University to honor MLK with weeklong celebration

December 12, 2013

At the height of the civil rights movement, hate crimes, boycotts and police riots filled the front page of newspapers. While there were many notable individuals who played part in progressing the movement, it was Martin Luther King, Jr. whose voice rang the loudest in favor of equality and freedom.

This January, Arizona State University will pay tribute to King with a series of events Jan. 18-23. Download Full Image

The Martin Luther King Celebration Committee and Changemaker Central will host the annual Day of Service on Jan. 18. Those interested in serving their community may register now. Transportation will be provided at no cost to the service locations.

On Jan. 22, the March on West will pay homage to the historical “I Have a Dream” speech that King delivered at the March on Washington in 1963. Interactive educational presentations will help students understand the significance of King's impact on our nation's history and in our lives. This event will take place at 11 a.m. at the Paley Gates on the West campus.

A special breakfast celebration honoring community members, student leaders and local schoolchildren will occur on the Downtown Phoenix campus from 7-9 a.m., Jan. 23. ASU President Michael Crow will be in attendance. This event is by invitation only. To request an invite, please call 480-965-5566.

The MLK Student Rally and Organization Fair is open to the public and begins at 11:30 a.m., Jan. 23 on the Tempe campus. Festivities include presentations, performances, a special speech from MLK Student Leadership Awardee Gabriel Cesar and much more.  

In addition, the university will be closed on Jan. 20 in observance of the MLK Holiday. For more information, visit the MLK Celebration Committee’s website.

Phoenix housing market quiets down for end of year

December 12, 2013

The Phoenix-area housing market is quietly ending the year, with a drop in demand and activity. A new report from the W. P. Carey School of Business at Arizona State University provides the latest data for Maricopa and Pinal counties, as of October:

• The median single-family-home price was up 27 percent, to $200,000, since last October, but price increases are slowing down. Mike Orr Download Full Image

• Demand is rapidly dropping and the supply of homes available for sale is quickly rising.

• First-time home buyers, especially those under 30, are showing little interest in getting into the market.

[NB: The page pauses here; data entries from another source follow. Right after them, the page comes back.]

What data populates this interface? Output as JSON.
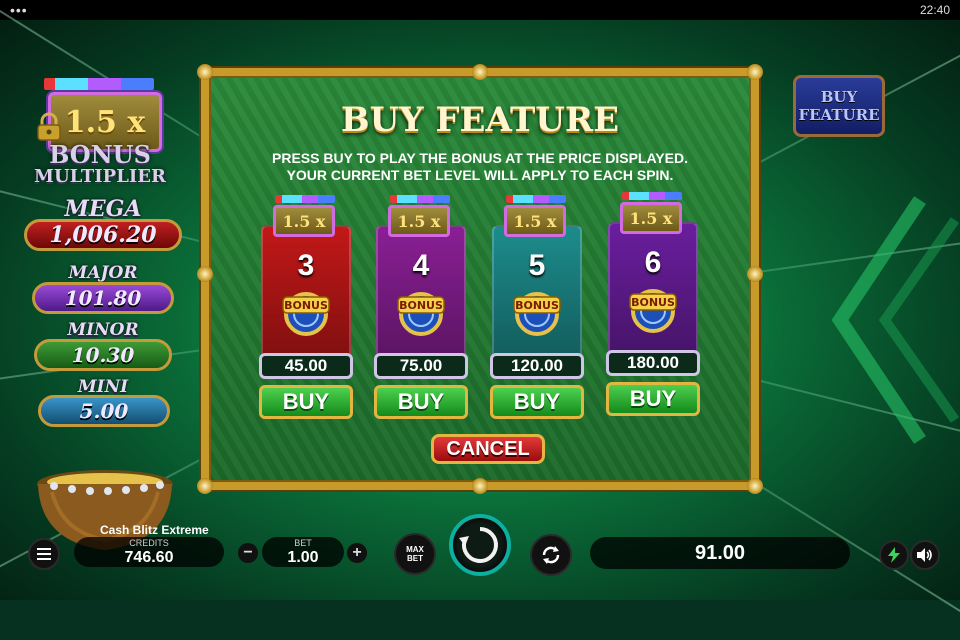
{
  "status_bar": {
    "menu_dots": "•••",
    "time": "22:40"
  },
  "jackpots": {
    "bonus_multiplier_value": "1.5 x",
    "bonus_multiplier_title_line1": "BONUS",
    "bonus_multiplier_title_line2": "MULTIPLIER",
    "mega": {
      "label": "MEGA",
      "value": "1,006.20"
    },
    "major": {
      "label": "MAJOR",
      "value": "101.80"
    },
    "minor": {
      "label": "MINOR",
      "value": "10.30"
    },
    "mini": {
      "label": "MINI",
      "value": "5.00"
    }
  },
  "buy_feature_button": {
    "line1": "BUY",
    "line2": "FEATURE"
  },
  "modal": {
    "title": "BUY FEATURE",
    "desc_line1": "PRESS BUY TO PLAY THE BONUS AT THE PRICE DISPLAYED.",
    "desc_line2": "YOUR CURRENT BET LEVEL WILL APPLY TO EACH SPIN.",
    "options": [
      {
        "multiplier": "1.5 x",
        "count": "3",
        "bonus_text": "BONUS",
        "price": "45.00",
        "buy_label": "BUY",
        "color": "#c21818"
      },
      {
        "multiplier": "1.5 x",
        "count": "4",
        "bonus_text": "BONUS",
        "price": "75.00",
        "buy_label": "BUY",
        "color": "#8a1f95"
      },
      {
        "multiplier": "1.5 x",
        "count": "5",
        "bonus_text": "BONUS",
        "price": "120.00",
        "buy_label": "BUY",
        "color": "#1d8c8c"
      },
      {
        "multiplier": "1.5 x",
        "count": "6",
        "bonus_text": "BONUS",
        "price": "180.00",
        "buy_label": "BUY",
        "color": "#6a1e9e"
      }
    ],
    "cancel_label": "CANCEL"
  },
  "bottom_bar": {
    "game_name": "Cash Blitz Extreme",
    "credits_label": "CREDITS",
    "credits_value": "746.60",
    "bet_label": "BET",
    "bet_value": "1.00",
    "minus_label": "−",
    "plus_label": "+",
    "maxbet_line1": "MAX",
    "maxbet_line2": "BET",
    "win_value": "91.00"
  },
  "icons": {
    "menu": "hamburger-icon",
    "spin": "spin-arrow-icon",
    "autoplay": "autoplay-icon",
    "turbo": "lightning-icon",
    "sound": "speaker-icon",
    "lock": "padlock-icon",
    "pot": "pot-of-gold-icon"
  },
  "colors": {
    "accent_gold": "#c79a2a",
    "buy_green": "#148a1b",
    "cancel_red": "#9a0c0c",
    "spin_teal": "#0bb0a0"
  }
}
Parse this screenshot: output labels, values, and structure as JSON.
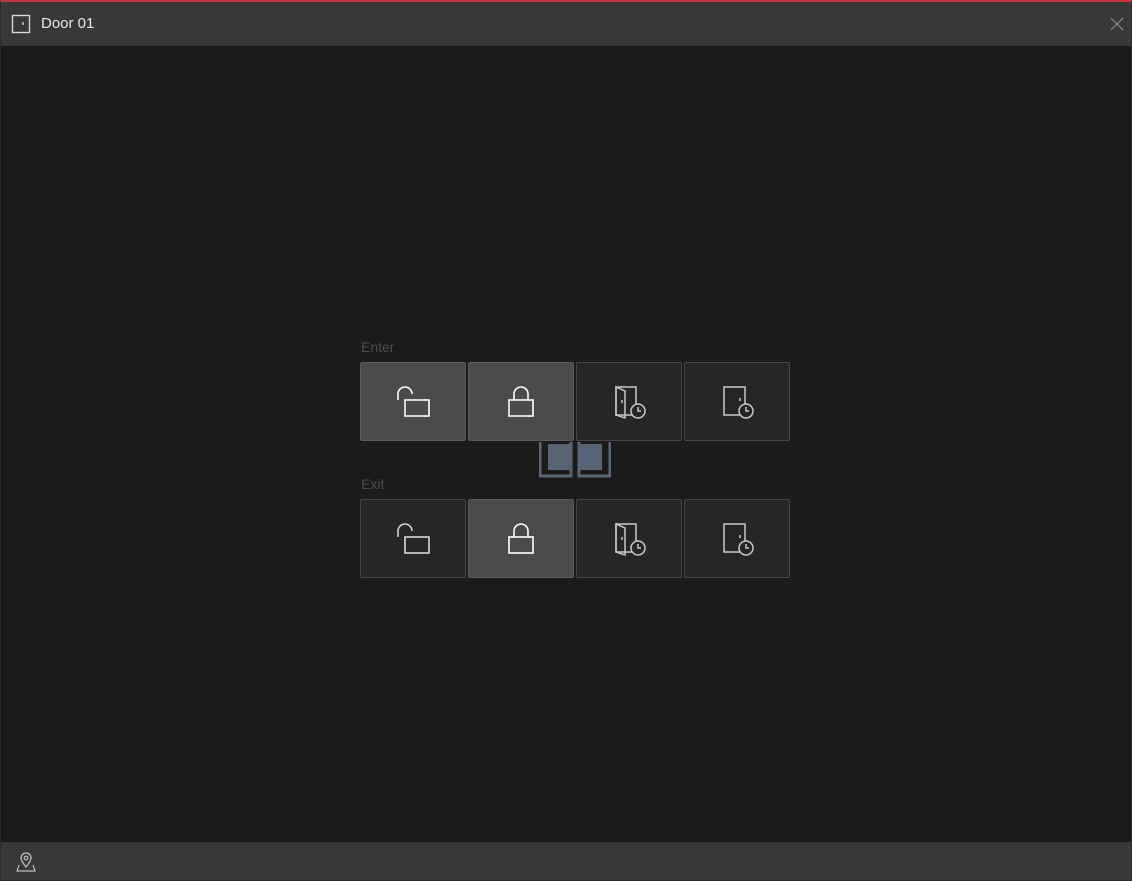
{
  "window": {
    "title": "Door 01",
    "accent_color": "#c4383c"
  },
  "icons": {
    "title": "door-icon",
    "close": "close-icon",
    "location": "location-pin-icon"
  },
  "enter": {
    "label": "Enter",
    "buttons": [
      {
        "icon": "unlock-icon",
        "active": true
      },
      {
        "icon": "lock-icon",
        "active": true
      },
      {
        "icon": "door-open-timer-icon",
        "active": false
      },
      {
        "icon": "door-closed-timer-icon",
        "active": false
      }
    ]
  },
  "exit": {
    "label": "Exit",
    "buttons": [
      {
        "icon": "unlock-icon",
        "active": false
      },
      {
        "icon": "lock-icon",
        "active": true
      },
      {
        "icon": "door-open-timer-icon",
        "active": false
      },
      {
        "icon": "door-closed-timer-icon",
        "active": false
      }
    ]
  }
}
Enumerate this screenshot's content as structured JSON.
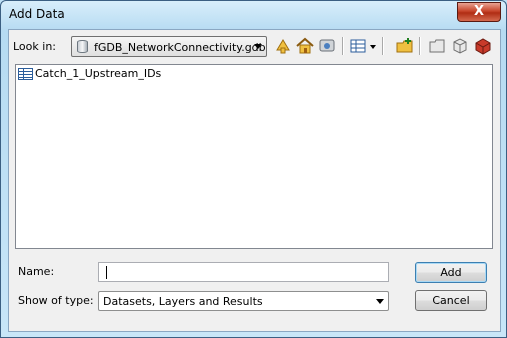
{
  "window": {
    "title": "Add Data",
    "close_label": "X"
  },
  "lookin": {
    "label": "Look in:",
    "value": "fGDB_NetworkConnectivity.gdb"
  },
  "toolbar": {
    "icons": [
      "up-one-level-icon",
      "home-icon",
      "connect-folder-icon",
      "view-list-icon",
      "new-folder-icon",
      "folder-icon",
      "properties-icon",
      "toolbox-icon"
    ]
  },
  "files": [
    {
      "name": "Catch_1_Upstream_IDs",
      "icon": "table-icon"
    }
  ],
  "name_field": {
    "label": "Name:",
    "value": ""
  },
  "type_field": {
    "label": "Show of type:",
    "value": "Datasets, Layers and Results"
  },
  "buttons": {
    "add": "Add",
    "cancel": "Cancel"
  }
}
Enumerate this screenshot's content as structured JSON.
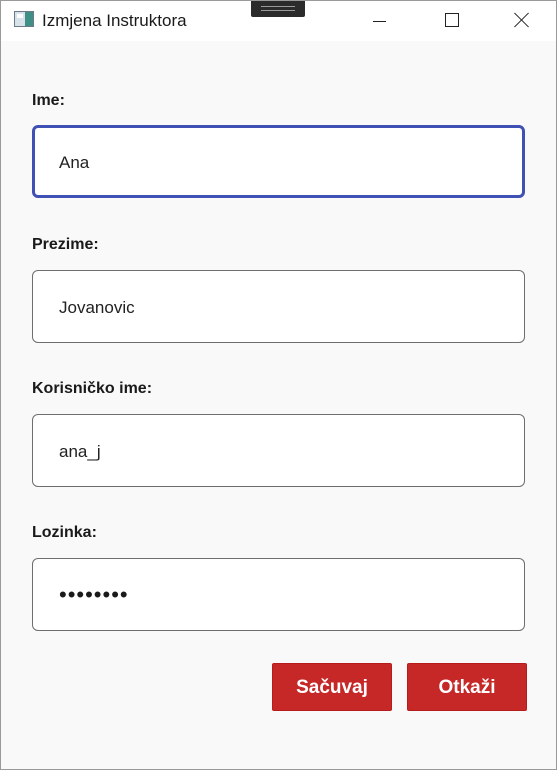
{
  "window": {
    "title": "Izmjena Instruktora"
  },
  "form": {
    "fields": [
      {
        "label": "Ime:",
        "value": "Ana"
      },
      {
        "label": "Prezime:",
        "value": "Jovanovic"
      },
      {
        "label": "Korisničko ime:",
        "value": "ana_j"
      },
      {
        "label": "Lozinka:",
        "value": "••••••••"
      }
    ]
  },
  "buttons": {
    "save_label": "Sačuvaj",
    "cancel_label": "Otkaži"
  },
  "colors": {
    "accent_button": "#c62828",
    "focus_border": "#3f51b5"
  },
  "icons": {
    "app": "app-window-icon",
    "minimize": "minimize-icon",
    "maximize": "maximize-icon",
    "close": "close-icon"
  }
}
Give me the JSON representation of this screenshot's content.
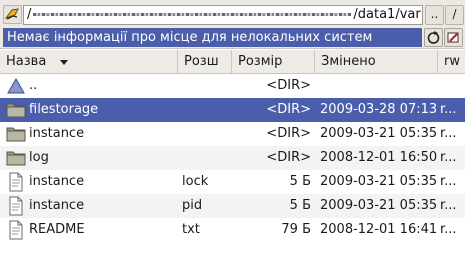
{
  "window": {
    "path_prefix": "/",
    "path_suffix": "/data1/var",
    "up_label": "..",
    "root_label": "/"
  },
  "status": {
    "text": "Немає інформації про місце для нелокальних систем"
  },
  "columns": {
    "name": "Назва",
    "ext": "Розш",
    "size": "Розмір",
    "date": "Змінено",
    "perm": "rw"
  },
  "rows": [
    {
      "icon": "parent-dir-icon",
      "name": "..",
      "ext": "",
      "size": "<DIR>",
      "date": "",
      "perm": ""
    },
    {
      "icon": "folder-icon",
      "name": "filestorage",
      "ext": "",
      "size": "<DIR>",
      "date": "2009-03-28 07:13",
      "perm": "r..."
    },
    {
      "icon": "folder-icon",
      "name": "instance",
      "ext": "",
      "size": "<DIR>",
      "date": "2009-03-21 05:35",
      "perm": "r..."
    },
    {
      "icon": "folder-icon",
      "name": "log",
      "ext": "",
      "size": "<DIR>",
      "date": "2008-12-01 16:50",
      "perm": "r..."
    },
    {
      "icon": "file-icon",
      "name": "instance",
      "ext": "lock",
      "size": "5 Б",
      "date": "2009-03-21 05:35",
      "perm": "r..."
    },
    {
      "icon": "file-icon",
      "name": "instance",
      "ext": "pid",
      "size": "5 Б",
      "date": "2009-03-21 05:35",
      "perm": "r..."
    },
    {
      "icon": "file-icon",
      "name": "README",
      "ext": "txt",
      "size": "79 Б",
      "date": "2008-12-01 16:41",
      "perm": "r..."
    }
  ],
  "selected_row": 1,
  "colors": {
    "selection": "#4b5eab",
    "chrome": "#ece9e4"
  }
}
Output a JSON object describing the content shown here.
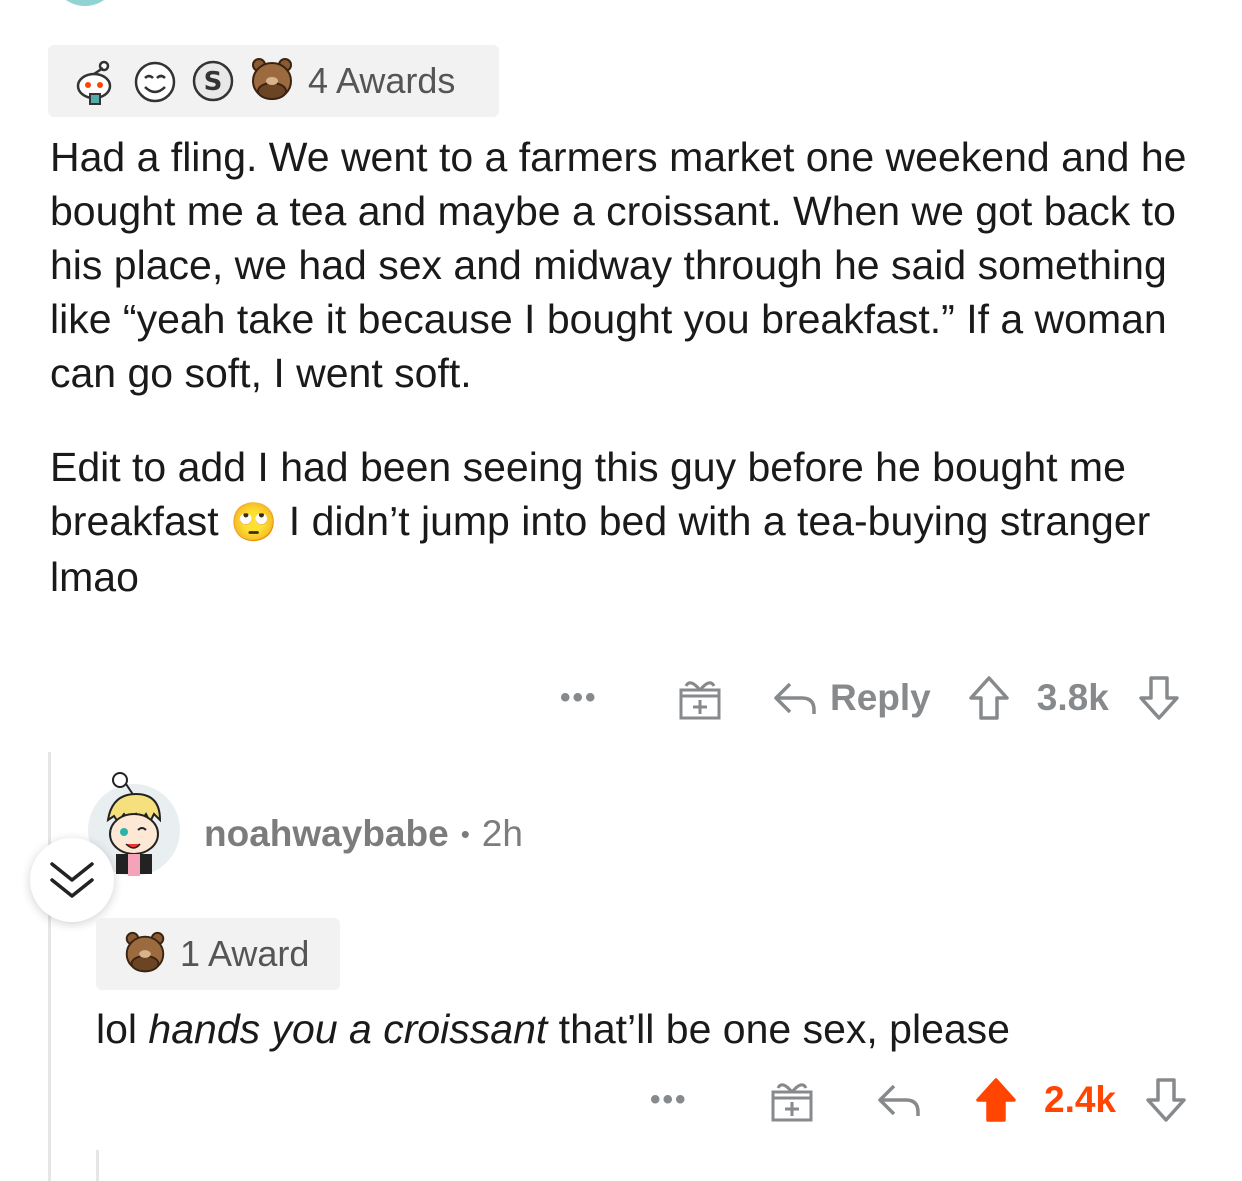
{
  "parent_comment": {
    "awards_label": "4 Awards",
    "award_icons": [
      "snoo-wholesome-award-icon",
      "laughing-face-award-icon",
      "silver-coin-award-icon",
      "facepalm-bear-award-icon"
    ],
    "paragraph_1": "Had a fling. We went to a farmers market one weekend and he bought me a tea and maybe a croissant. When we got back to his place, we had sex and midway through he said something like “yeah take it because I bought you breakfast.” If a woman can go soft, I went soft.",
    "paragraph_2_before_emoji": "Edit to add I had been seeing this guy before he bought me breakfast",
    "paragraph_2_emoji": "🙄",
    "paragraph_2_after_emoji": " I didn’t jump into bed with a tea-buying stranger lmao",
    "actions": {
      "more": "•••",
      "reply_label": "Reply",
      "score": "3.8k"
    }
  },
  "child_comment": {
    "username": "noahwaybabe",
    "separator": "•",
    "age": "2h",
    "awards_label": "1 Award",
    "award_icons": [
      "facepalm-bear-award-icon"
    ],
    "text_prefix": "lol ",
    "text_italic": "hands you a croissant",
    "text_suffix": " that’ll be one sex, please",
    "actions": {
      "more": "•••",
      "score": "2.4k"
    }
  },
  "colors": {
    "upvoted": "#ff4500",
    "action_gray": "#878a8c",
    "text": "#1a1a1b",
    "award_bg": "#f2f2f2"
  }
}
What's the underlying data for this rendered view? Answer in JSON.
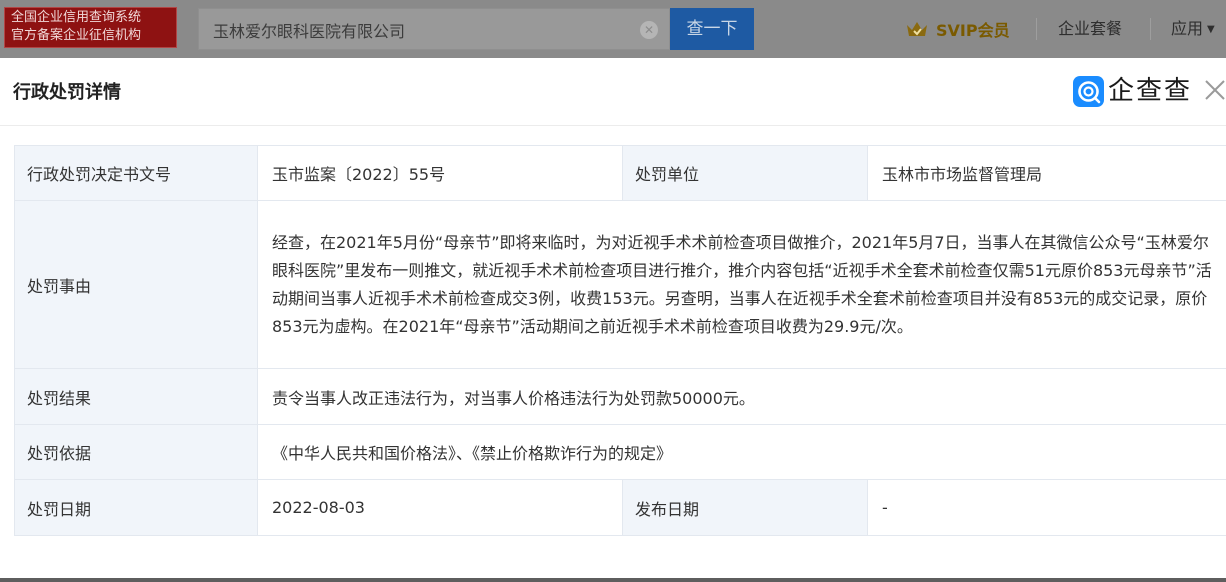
{
  "topbar": {
    "logo_lines": [
      "全国企业信用查询系统",
      "官方备案企业征信机构"
    ],
    "search_value": "玉林爱尔眼科医院有限公司",
    "search_button": "查一下",
    "svip_label": "SVIP会员",
    "nav": [
      "企业套餐",
      "应用"
    ],
    "icons": {
      "clear": "clear-circle-icon",
      "svip": "crown-icon",
      "dropdown": "caret-down-icon"
    }
  },
  "modal": {
    "title": "行政处罚详情",
    "brand": "企查查",
    "icons": {
      "brand": "qichacha-logo-icon",
      "close": "close-icon"
    },
    "rows": {
      "doc_no_label": "行政处罚决定书文号",
      "doc_no": "玉市监案〔2022〕55号",
      "unit_label": "处罚单位",
      "unit": "玉林市市场监督管理局",
      "reason_label": "处罚事由",
      "reason": "经查，在2021年5月份“母亲节”即将来临时，为对近视手术术前检查项目做推介，2021年5月7日，当事人在其微信公众号“玉林爱尔眼科医院”里发布一则推文，就近视手术术前检查项目进行推介，推介内容包括“近视手术全套术前检查仅需51元原价853元母亲节”活动期间当事人近视手术术前检查成交3例，收费153元。另查明，当事人在近视手术全套术前检查项目并没有853元的成交记录，原价853元为虚构。在2021年“母亲节”活动期间之前近视手术术前检查项目收费为29.9元/次。",
      "result_label": "处罚结果",
      "result": "责令当事人改正违法行为，对当事人价格违法行为处罚款50000元。",
      "basis_label": "处罚依据",
      "basis": "《中华人民共和国价格法》、《禁止价格欺诈行为的规定》",
      "date_label": "处罚日期",
      "date": "2022-08-03",
      "publish_label": "发布日期",
      "publish": "-"
    }
  },
  "colors": {
    "brand_blue": "#1a8cff",
    "search_button": "#1e5aa3",
    "logo_red": "#8e1212",
    "svip_gold": "#7a5a00"
  }
}
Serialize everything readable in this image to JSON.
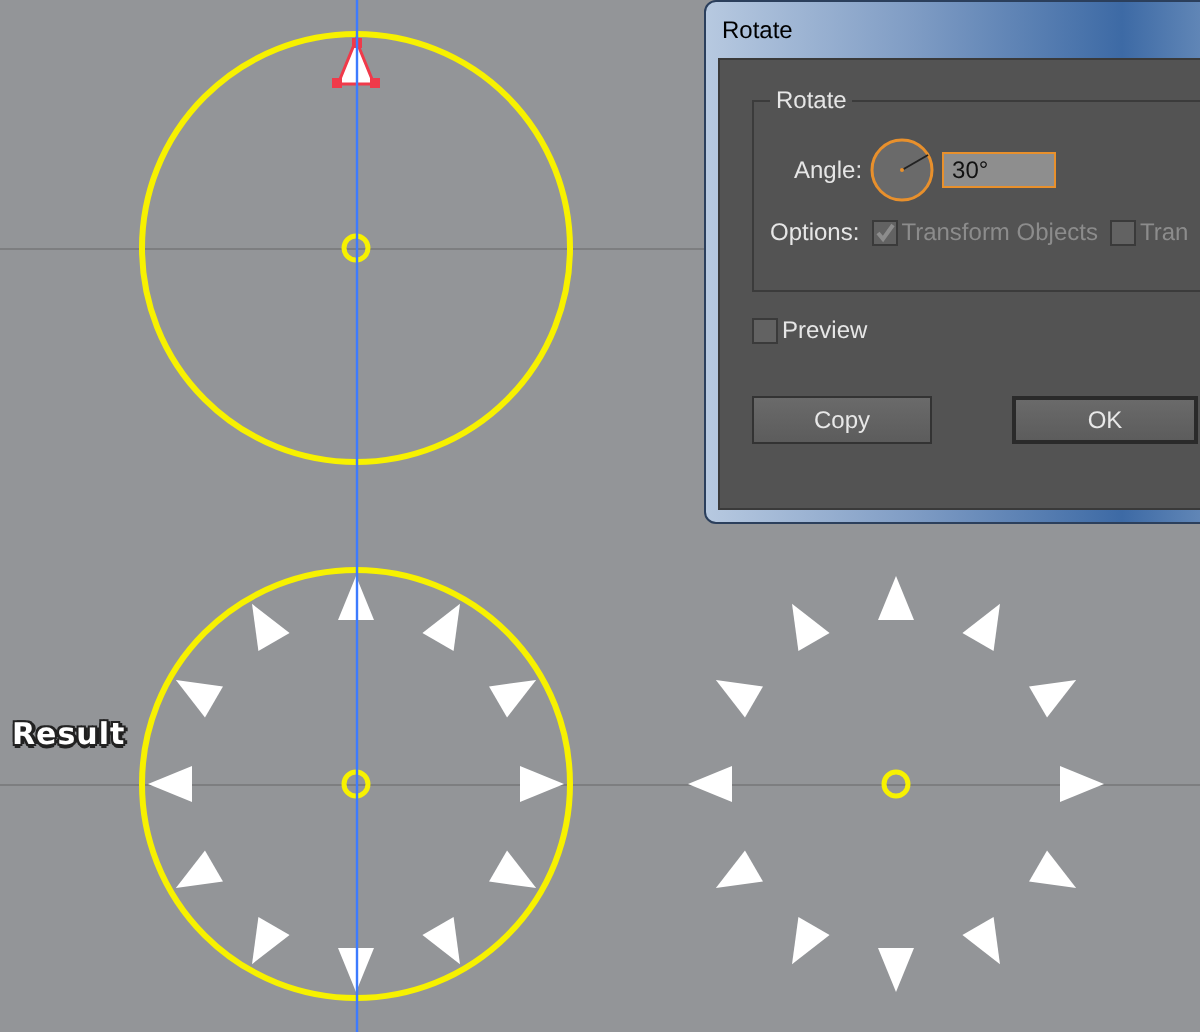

Phoenix-area home prices have been going up since they hit a low point in September 2011. The median single-family-home price went up an incredible 71 percent from October 2011 to October 2013. It rose 27 percent – from $157,000 to $200,000 – from just last October to this October. Realtors will note the average price per square foot went up about 24 percent year-over-year. The median townhouse/condo price rose 27 percent, to $119,900.

However, the report’s author says the market has been cooling since July and will continue to lose momentum.

“I anticipate sales will be way down in November and through the holidays, when some people even take their homes off the market until late January,” says Mike Orr, director of the Center for Real Estate Theory and Practice at the W. P. Carey School of Business. “We also anticipate a much slower rate of price appreciation in 2014 than the furious pace we have witnessed over the last two years.”

Conditions are getting better for buyers and worse for sellers, as the supply of homes available for sale has been rising fast. The Phoenix area had 40 percent more active listings (those not under contract) this Nov. 1 than last Nov. 1. At the same time, demand has been plummeting. The amount of single-family-home sales activity dropped 19 percent from last October to this October.

Orr believes supply will exceed demand before the end of the year, even though supply is still 15 to 20 percent below what would be considered normal. He blames the sudden weakness partly on poor consumer sentiment, including concern over the recent government shutdown. He also notes census numbers showing fewer households are forming, as some young adults stay with their parents and others show little interest in leaving their rentals to buy a home.

“When you ask people under 30 whether they want to buy a home, they’re not planning on it like past generations,” explains Orr. “Also, demand for starter homes is limited by the difficulty of first-time home buyers in qualifying for loans. Plus, less than 3 percent of the new homes sold in Maricopa County in October were priced below $150,000, so new entry-level homes are getting very scarce.”

Investors and out-of-state buyers are also losing interest in the Phoenix area. The percentage of residential properties purchased by investors has dropped from the peak of 39.7 percent in July 2012 down to 22.6 percent this October. The percentage of Maricopa County homes sold to out-of-state buyers was down from 20.1 last October to 16.4 this October. That’s the lowest percentage since January 2009.

The luxury home market continues to gain ground, with the stock market booming and the growing availability of jumbo loans. Sales of single-family homes priced above $500,000 grew 34 percent from last October to this October. At the same time, sales of lower-end homes priced below $150,000 fell by almost half – 49 percent.

Cheap homes are hard to find as foreclosure levels continue to drop. The number of completed foreclosures fell about 64 percent from October 2012 to this October. The number of foreclosure starts – owners receiving notice their lenders may foreclose in 90 days – dropped 50 percent at the same time.

Orr’s full report, including statistics, charts and a breakdown by different areas of the Valley, can be viewed and downloaded at A podcast with more analysis from Orr is also available from knowWPCarey, the business school’s online resource and newsletter, at